Some people believe that there is an obvious political subtext to the scandal, which Russian Sports Minister Vitaly Mutko has said could result in Russian athletes being banned from participating in the 2016 Olympics in Rio de Janeiro.
LiveJournal user nyka_huldra thinks WADA is trying to "pressure the Russians" and drive them behind "the iron curtain." "An investigation? Nonsense! International sports officials not only compiled a list of Russian track and field athletes who should be permanently disqualified, which has already happened, but also for the first time recommended banning our athletes from all competitions held under the aegis of the IAAF. Moreover, it is said that Russia has created a doping indulgence system," wrote nyka_huldra, seeing a political interpretation to the sports problem.
The blogger also recognized that "there have been doping cases in Russia" but claimed that "this has not occured any more than in America." "The present case says that passions in the anti-Russian war are growing. But the fact that sports officials have become a part of it is doubly disappointing," wrote nyka_huldra.
In the opinion of Facebook user El Murida, "it seems that this is an instance of a ‘shot across the bows’ before the main event – the canceling of the Football World Cup in Russia, which will be presented to Putin in 2018 as a ‘gift.’"
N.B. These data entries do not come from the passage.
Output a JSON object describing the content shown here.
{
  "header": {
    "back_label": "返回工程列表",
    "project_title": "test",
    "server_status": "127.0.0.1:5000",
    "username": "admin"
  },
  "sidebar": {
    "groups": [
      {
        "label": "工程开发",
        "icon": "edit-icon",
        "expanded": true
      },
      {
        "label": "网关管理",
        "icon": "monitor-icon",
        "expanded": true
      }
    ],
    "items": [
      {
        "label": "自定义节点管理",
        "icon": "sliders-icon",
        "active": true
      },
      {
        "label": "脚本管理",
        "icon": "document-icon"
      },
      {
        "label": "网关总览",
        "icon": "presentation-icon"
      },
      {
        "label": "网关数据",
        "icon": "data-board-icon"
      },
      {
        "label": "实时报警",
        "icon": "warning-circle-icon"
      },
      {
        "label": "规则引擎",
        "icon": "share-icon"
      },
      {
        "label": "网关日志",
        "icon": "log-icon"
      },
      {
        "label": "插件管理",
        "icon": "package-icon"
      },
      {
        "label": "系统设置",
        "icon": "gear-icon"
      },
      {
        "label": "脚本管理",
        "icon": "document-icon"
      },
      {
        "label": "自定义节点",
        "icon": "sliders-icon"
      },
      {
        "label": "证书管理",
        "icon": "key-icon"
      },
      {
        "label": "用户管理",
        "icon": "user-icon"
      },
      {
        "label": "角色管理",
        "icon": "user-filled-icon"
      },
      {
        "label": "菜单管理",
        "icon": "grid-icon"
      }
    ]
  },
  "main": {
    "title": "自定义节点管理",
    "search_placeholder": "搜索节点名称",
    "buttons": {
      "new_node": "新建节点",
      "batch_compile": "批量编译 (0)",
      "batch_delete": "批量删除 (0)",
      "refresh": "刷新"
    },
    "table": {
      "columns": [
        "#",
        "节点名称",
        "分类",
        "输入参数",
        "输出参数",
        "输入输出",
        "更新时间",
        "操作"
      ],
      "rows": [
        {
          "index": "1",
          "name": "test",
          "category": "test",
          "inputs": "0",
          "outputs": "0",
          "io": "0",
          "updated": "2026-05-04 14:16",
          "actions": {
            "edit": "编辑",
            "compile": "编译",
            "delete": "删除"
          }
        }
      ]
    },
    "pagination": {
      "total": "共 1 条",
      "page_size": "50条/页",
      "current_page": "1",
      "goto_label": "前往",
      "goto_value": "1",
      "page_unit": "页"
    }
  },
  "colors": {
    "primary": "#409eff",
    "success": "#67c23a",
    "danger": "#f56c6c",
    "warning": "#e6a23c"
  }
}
Once-popular Russian politician Ilya Konstantinov, who appears on LiveJournal as ivkonstant, readily acknowledges that Russian athletes used drugs. "…What I can't acknowledge is that in some sunny Colombia or Somalia there are different morals. They don’t have nuclear weapons. But this is a question of time. However, they are not being banned from international competitions," he wrote.
Konstantinov perceives in this a desire by Russia to isolate itself, which is actually advantageous for domestic Russian proponents of the theory that Russia is a besieged fortress.
At the same time, a significant part of the Russian blogosphere believes that the accusations are justified. LiveJournal user ni_usa wrote that "there are no politics here. Olympic values certainly forbid doping. That is why athletes' biological samples are stored for many years and are repeatedly analyzed, each time with more advanced methods."
"I never doubted the mass doping in Russian sport. I just couldn't understand why they were not caught on a mass scale. I guess they started catching them when the management changed. During the last Track and Field World Championship entire types of Russian sports were not even represented," wrote Google+ user Vitalii Fersanov.
Livejournal blogger Murarius, meanwhile, thinks that Russian officials were unprepared for such a step. "Mutko [Russian Sports Minister Vitaly – RBTH] took a break with the usual 'We have nothing to do with it, you are to blame,' while everyone is involved in a feverish search for the 'right disclaimer.' Because the disqualification of all the country's track and field athletes from the Olympics is no laughing matter."
All rights reserved by Rossiyskaya Gazeta.